Personal Processes & Productivity
When I work with an HR professional to do a productivity audit, I look at their personal calendar first. Before we address any huge organizational inefficiencies, we have them walk through the productivity issues that they’re having personally. We live in a world today where we live by our calendars. Too often we’re not in control of our calendars, they control us.
The first step in assessing personal productivity to look at the process for how your schedule is set up. If your calendar is so full that you can’t identify a place where you get to take a break or get to have a conversation, I can already tell that you’re setting yourself up for failure. It can feel like you’re maximizing productivity, but really it’s an inefficient process. When your calendar is that full, you can’t deal with a crisis, and especially in HR, we often live as firefighters dealing with crises.
To address your personal processes to boost productivity, start with answering one question, “How many hours a week am I doing the work that truly matters?” If it’s not more hours than everything else, then you need to do some tweaking and make improvements.
The Work That Matters
In a staff position, the work that matters is the work that you’re being judged on. I relate it to being back in school. Some of us were overachievers and some of us were those people who just did whatever they knew was going to be graded. If it wasn’t going to be graded, it didn’t need to get done.
Similarly, as a staff member, we should always do the work that’s going to be “graded” first. What are we being asked to do by our boss or our boss’s boss? What is the requirement of the job? What time are you spending not doing that work? What time are you spending helping Joe in the other department because he asked? Does that mean you’re taking time away from the projects you really need to get done?
That last idea will carry us into our next blog about the second problem secretly eroding your productivity: People.

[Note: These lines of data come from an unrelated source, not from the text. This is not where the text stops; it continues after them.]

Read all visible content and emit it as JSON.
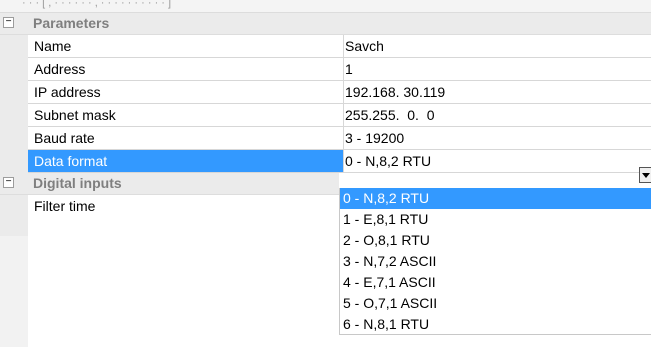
{
  "top_strip_text": "· · · [ , · · · · · · , · · · · · · · · · · ]",
  "categories": [
    {
      "label": "Parameters",
      "toggle": "−"
    },
    {
      "label": "Digital inputs",
      "toggle": "−"
    }
  ],
  "parameters": [
    {
      "name": "Name",
      "value": "Savch"
    },
    {
      "name": "Address",
      "value": "1"
    },
    {
      "name": "IP address",
      "value": "192.168. 30.119"
    },
    {
      "name": "Subnet mask",
      "value": "255.255.  0.  0"
    },
    {
      "name": "Baud rate",
      "value": "3 - 19200"
    },
    {
      "name": "Data format",
      "value": "0 - N,8,2 RTU"
    }
  ],
  "digital_inputs": [
    {
      "name": "Filter time",
      "value": ""
    }
  ],
  "data_format_options": [
    "0 - N,8,2 RTU",
    "1 - E,8,1 RTU",
    "2 - O,8,1 RTU",
    "3 - N,7,2 ASCII",
    "4 - E,7,1 ASCII",
    "5 - O,7,1 ASCII",
    "6 - N,8,1 RTU"
  ],
  "selected_option_index": 0,
  "colors": {
    "selection": "#3399ff",
    "category_bg": "#ebebeb",
    "category_text": "#7f7f7f",
    "grid_line": "#d7d7d7"
  },
  "icons": {
    "collapse": "minus-box-icon",
    "dropdown": "chevron-down-icon"
  }
}
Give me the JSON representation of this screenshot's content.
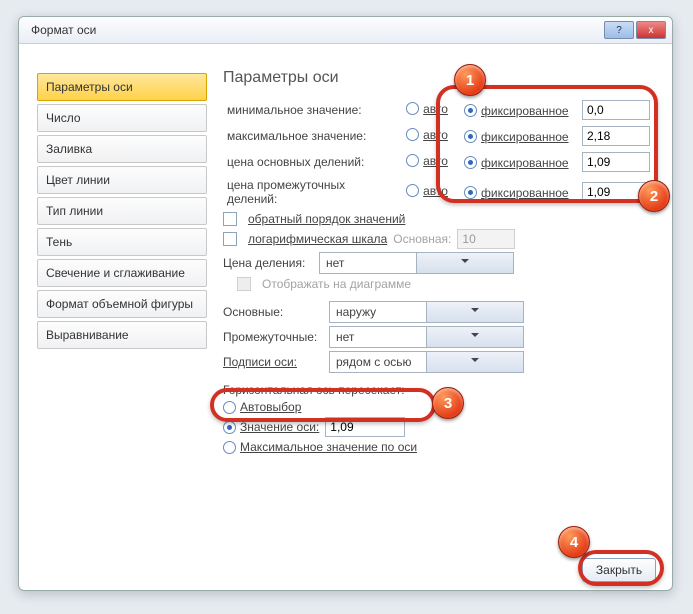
{
  "window": {
    "title": "Формат оси",
    "help": "?",
    "close": "x"
  },
  "sidebar": {
    "items": [
      "Параметры оси",
      "Число",
      "Заливка",
      "Цвет линии",
      "Тип линии",
      "Тень",
      "Свечение и сглаживание",
      "Формат объемной фигуры",
      "Выравнивание"
    ]
  },
  "main": {
    "heading": "Параметры оси",
    "rows": {
      "min_label": "минимальное значение:",
      "max_label": "максимальное значение:",
      "major_label": "цена основных делений:",
      "minor_label": "цена промежуточных делений:",
      "auto": "авто",
      "fixed": "фиксированное",
      "min_val": "0,0",
      "max_val": "2,18",
      "major_val": "1,09",
      "minor_val": "1,09"
    },
    "checks": {
      "reverse": "обратный порядок значений",
      "log": "логарифмическая шкала",
      "base_label": "Основная:",
      "base_val": "10",
      "show_on_chart": "Отображать на диаграмме"
    },
    "unit": {
      "label": "Цена деления:",
      "value": "нет"
    },
    "ticks": {
      "major_label": "Основные:",
      "major_val": "наружу",
      "minor_label": "Промежуточные:",
      "minor_val": "нет",
      "axis_labels": "Подписи оси:",
      "axis_labels_val": "рядом с осью"
    },
    "cross": {
      "title": "Горизонтальная ось пересекает:",
      "auto": "Автовыбор",
      "value_label": "Значение оси:",
      "value": "1,09",
      "max": "Максимальное значение по оси"
    }
  },
  "footer": {
    "close": "Закрыть"
  },
  "badges": {
    "b1": "1",
    "b2": "2",
    "b3": "3",
    "b4": "4"
  }
}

We’ll continue our chat with Dr. Stevie Dawn in our next blog, but you can also chat with her yourself! You can send her an email at firstname.lastname@example.org or find out more about her at www.alwaysbetheshark.com.